We've been writing a lot about our Broadway Lighting and Sound Master Classes in the last several months, in these pages and on our websites and e-newsletters. Quite frankly, we've made it almost impossible for you to avoid. And if you've been paying attention, you know that two industry legends were the faculty chairs for each event: lighting designer Jules Fisher and sound designer Abe Jacob. Each designer had put together a stellar faculty for their events: Don Holder, Ken Billington, and Wendall Harrington among the lighting staff; Tom Clark, John Leonard, and John Kilgore among the sound staff.

I'm writing this on the morning of the first day of classes — a hot, muggy summer day in New York City — and it looks like we have a hit on our hands. The response among designers, technicians, distributors, and manufacturers was tremendous. Now in its ninth year, the lighting classes attracted record attendees and sponsors. And the sound classes far exceeded our expectations for a first-year event. Smack dab in the middle of it all is our annual EDDY Awards, and it looks like we're going to have record attendance there, too.

I'd like to think that all of us who helped pull off these events — publisher Jackie Tien, editorial director David Barbour, technical editor Michael Eddy and his wife, production manager Kathleen Eddy, marketing coordinator Christina Heil, senior editor Ellen Lampert-Gréaux, sales reps Aimee Eckert, Adrienne Gurman, and Holly O'Hair, art director John Scott — were really smart, that we pulled off a great event all on our own and that we have every right to brag about it. And I'm sure that once it's all over, if you find me at some industry event with a couple of beers in my belly, I'd be happy to brag 'til the cows come home.

But fact is this industry has always had an insatiable thirst for knowledge. There will always be new gear, new techniques, new ideas, and new frontiers in theatre design and technology, and, by extension, the rest of live entertainment. Education continues to be a top priority, obviously for all the schools, teachers, and students around the country, but also for working designers, manufacturers, technicians, and everyone else involved in making a show come together.

That's why education is our top priority too. You can see it in our coverage, from our monthly columnists to the two issues we devote to education each year. You can see it in our close involvement with the annual LDI trade show. And you can certainly see it in the Master Classes. And we're not finished either; look for more educational programs and coverage from us in the months to come. Hopefully I'll have more bragging to do.

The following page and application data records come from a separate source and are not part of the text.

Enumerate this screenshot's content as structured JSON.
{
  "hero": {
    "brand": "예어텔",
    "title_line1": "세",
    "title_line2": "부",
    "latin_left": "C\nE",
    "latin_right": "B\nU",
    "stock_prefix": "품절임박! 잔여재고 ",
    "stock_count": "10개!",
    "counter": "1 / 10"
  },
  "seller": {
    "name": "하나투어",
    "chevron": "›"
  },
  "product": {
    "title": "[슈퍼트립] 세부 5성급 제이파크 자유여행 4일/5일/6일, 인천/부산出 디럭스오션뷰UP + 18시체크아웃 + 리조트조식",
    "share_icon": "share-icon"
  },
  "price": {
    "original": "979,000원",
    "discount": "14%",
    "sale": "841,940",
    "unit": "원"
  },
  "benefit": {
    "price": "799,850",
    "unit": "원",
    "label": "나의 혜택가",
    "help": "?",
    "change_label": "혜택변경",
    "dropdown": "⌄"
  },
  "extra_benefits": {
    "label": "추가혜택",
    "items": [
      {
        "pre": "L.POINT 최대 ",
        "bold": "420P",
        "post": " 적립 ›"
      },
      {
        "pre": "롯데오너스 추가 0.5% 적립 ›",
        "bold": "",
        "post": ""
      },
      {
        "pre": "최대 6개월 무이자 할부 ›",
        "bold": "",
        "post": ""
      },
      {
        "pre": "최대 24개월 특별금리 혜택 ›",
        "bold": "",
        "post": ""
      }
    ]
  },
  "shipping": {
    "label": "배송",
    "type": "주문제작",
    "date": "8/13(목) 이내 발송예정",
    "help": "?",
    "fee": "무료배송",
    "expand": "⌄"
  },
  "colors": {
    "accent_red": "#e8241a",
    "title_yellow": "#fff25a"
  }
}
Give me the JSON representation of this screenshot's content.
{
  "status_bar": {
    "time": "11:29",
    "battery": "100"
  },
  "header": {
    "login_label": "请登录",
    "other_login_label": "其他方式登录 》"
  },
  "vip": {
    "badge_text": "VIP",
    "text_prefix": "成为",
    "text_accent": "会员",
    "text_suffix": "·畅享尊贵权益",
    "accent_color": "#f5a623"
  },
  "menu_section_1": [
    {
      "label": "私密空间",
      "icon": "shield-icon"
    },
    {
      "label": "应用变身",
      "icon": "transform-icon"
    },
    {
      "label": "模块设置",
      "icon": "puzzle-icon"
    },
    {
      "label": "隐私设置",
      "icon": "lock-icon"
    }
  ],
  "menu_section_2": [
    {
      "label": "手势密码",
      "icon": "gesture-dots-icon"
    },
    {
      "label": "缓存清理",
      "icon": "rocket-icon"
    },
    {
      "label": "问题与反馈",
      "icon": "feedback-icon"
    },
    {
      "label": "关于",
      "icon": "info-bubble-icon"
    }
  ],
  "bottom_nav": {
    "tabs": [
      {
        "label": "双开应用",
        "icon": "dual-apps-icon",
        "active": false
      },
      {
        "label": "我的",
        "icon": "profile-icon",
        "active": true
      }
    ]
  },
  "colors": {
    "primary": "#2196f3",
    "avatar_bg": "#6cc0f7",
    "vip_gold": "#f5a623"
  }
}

PS: It's now the Monday after all the above events, and I'm afraid I'm just going to have to start bragging now: They were all a spectacular success. We'll be writing about all of them in the next issue of the magazine, but I just wanted to comment on the amazing hunger for education exhibited by the both the lighting and sound students, who traveled from all over the country and the world to attend these events. They listened intently to each speaker, asked numerous questions afterwards, spent quality time with each exhibitor and learned all about their gear, and then also talked amongst themselves, comparing notes. These last five days have been among the most gratifying of my career. And also the most exhausting. I'm going to bed.